Asthma is a chronic inflammatory obstructive lung disease characterized by:
1. Airway obstruction that is reversible either spontaneously or with treatment
2. Airway inflammation.
3. Increased airway responsiveness to a variety of stimuli.
Stimulus could be: physical, chemical, immunological, pharmacological or pathological (ex: Allergens, viral infection, cold air, dry air, smoke, pollutants, methacholine).
Asthma has two phases: Early Phase
Early phase: immediate and spontaneous bronchoconstriction after inhaling a specific allergen. This phase improves over an hour is reversed easily by inhalation of bronchodilators.
Late phase: occurs 4-12 hours later, more severe and prolonged, difficult to reverse with bronchodilators. Inflammation is a key factor here.
Why are we interested in these phases?
Knowing these phases helps determine what drug we need, for example:
Cromolyn blocks both phases.
Bronchodilators (B2-agonists) blocks early phase.
Corticosteroids blocks late phase.
Expiratory wheezing, dyspnea and coughing.
Chest pain (due to the abnormal utilization of accessory muscles of respiration).
Atelectasis (collapse of pulmonary alveoli or of a segment of the lung).
Asthma could be mild, moderate or severe according to the frequency of symptoms. (See table)
Goals of therapy:
1. Maintain normal activity levels including exercise.
2. Maintain near normal pulmonary function rates.
3. Prevent chronic and troublesome symptoms (nocturnal symptoms, exacerbation on exercise).
4. Prevent recurrent exacerbation of asthma.
5. Avoid adverse effect from asthma medications.
How can we achieve such goals?
By a complex procedure including patient education, environmental control, comprehensive pharmacologic therapy, and objective monitoring measures.
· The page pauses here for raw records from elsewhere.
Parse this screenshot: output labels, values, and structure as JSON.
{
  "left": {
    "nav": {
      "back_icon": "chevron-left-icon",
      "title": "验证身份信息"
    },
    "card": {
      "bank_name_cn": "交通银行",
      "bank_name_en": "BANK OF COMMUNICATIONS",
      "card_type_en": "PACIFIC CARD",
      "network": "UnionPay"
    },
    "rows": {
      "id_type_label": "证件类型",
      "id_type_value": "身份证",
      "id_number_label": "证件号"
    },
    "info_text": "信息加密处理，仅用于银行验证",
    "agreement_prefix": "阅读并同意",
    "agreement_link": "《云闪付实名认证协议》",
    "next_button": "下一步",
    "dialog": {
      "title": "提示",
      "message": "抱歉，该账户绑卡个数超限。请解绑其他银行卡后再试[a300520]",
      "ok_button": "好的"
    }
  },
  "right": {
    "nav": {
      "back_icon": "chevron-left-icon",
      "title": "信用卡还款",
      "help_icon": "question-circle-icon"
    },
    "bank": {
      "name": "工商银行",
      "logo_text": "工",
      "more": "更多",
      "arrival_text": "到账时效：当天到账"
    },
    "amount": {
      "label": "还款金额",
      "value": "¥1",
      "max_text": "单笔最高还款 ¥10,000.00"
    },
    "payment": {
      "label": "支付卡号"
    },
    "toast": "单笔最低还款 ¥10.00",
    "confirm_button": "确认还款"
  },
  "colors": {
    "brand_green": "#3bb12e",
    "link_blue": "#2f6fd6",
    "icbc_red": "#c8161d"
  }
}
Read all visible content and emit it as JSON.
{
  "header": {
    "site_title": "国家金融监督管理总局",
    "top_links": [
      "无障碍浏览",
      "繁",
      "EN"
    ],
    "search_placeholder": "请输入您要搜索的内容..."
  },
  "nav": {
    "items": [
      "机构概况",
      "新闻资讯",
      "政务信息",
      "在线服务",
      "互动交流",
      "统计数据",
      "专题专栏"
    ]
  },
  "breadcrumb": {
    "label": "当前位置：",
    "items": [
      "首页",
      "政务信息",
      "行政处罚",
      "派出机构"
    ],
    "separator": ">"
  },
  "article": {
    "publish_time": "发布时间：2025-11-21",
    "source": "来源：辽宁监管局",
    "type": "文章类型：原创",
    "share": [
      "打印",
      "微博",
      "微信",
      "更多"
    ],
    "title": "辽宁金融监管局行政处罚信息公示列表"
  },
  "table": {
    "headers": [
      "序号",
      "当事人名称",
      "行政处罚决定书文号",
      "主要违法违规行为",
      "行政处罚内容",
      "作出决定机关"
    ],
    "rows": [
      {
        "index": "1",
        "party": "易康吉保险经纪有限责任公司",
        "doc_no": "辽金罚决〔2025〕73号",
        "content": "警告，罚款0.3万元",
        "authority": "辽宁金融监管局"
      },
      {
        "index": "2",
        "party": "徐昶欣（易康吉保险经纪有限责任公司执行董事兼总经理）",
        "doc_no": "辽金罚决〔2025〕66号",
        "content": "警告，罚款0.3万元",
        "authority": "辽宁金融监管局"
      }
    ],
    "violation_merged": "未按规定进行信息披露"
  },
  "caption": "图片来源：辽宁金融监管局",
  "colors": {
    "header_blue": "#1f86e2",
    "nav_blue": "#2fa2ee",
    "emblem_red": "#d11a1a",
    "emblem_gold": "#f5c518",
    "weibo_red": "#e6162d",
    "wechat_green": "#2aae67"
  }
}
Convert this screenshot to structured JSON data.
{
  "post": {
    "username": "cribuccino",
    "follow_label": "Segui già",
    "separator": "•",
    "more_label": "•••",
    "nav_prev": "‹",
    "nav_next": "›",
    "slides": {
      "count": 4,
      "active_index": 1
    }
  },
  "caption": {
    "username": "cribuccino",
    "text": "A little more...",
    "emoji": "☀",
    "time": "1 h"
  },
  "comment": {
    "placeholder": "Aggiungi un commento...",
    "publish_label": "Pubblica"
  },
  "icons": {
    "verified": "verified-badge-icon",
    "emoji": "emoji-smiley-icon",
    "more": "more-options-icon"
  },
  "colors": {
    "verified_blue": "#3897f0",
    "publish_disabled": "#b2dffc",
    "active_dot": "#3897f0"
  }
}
Remember: the most common cause of death from asthma is under treatment....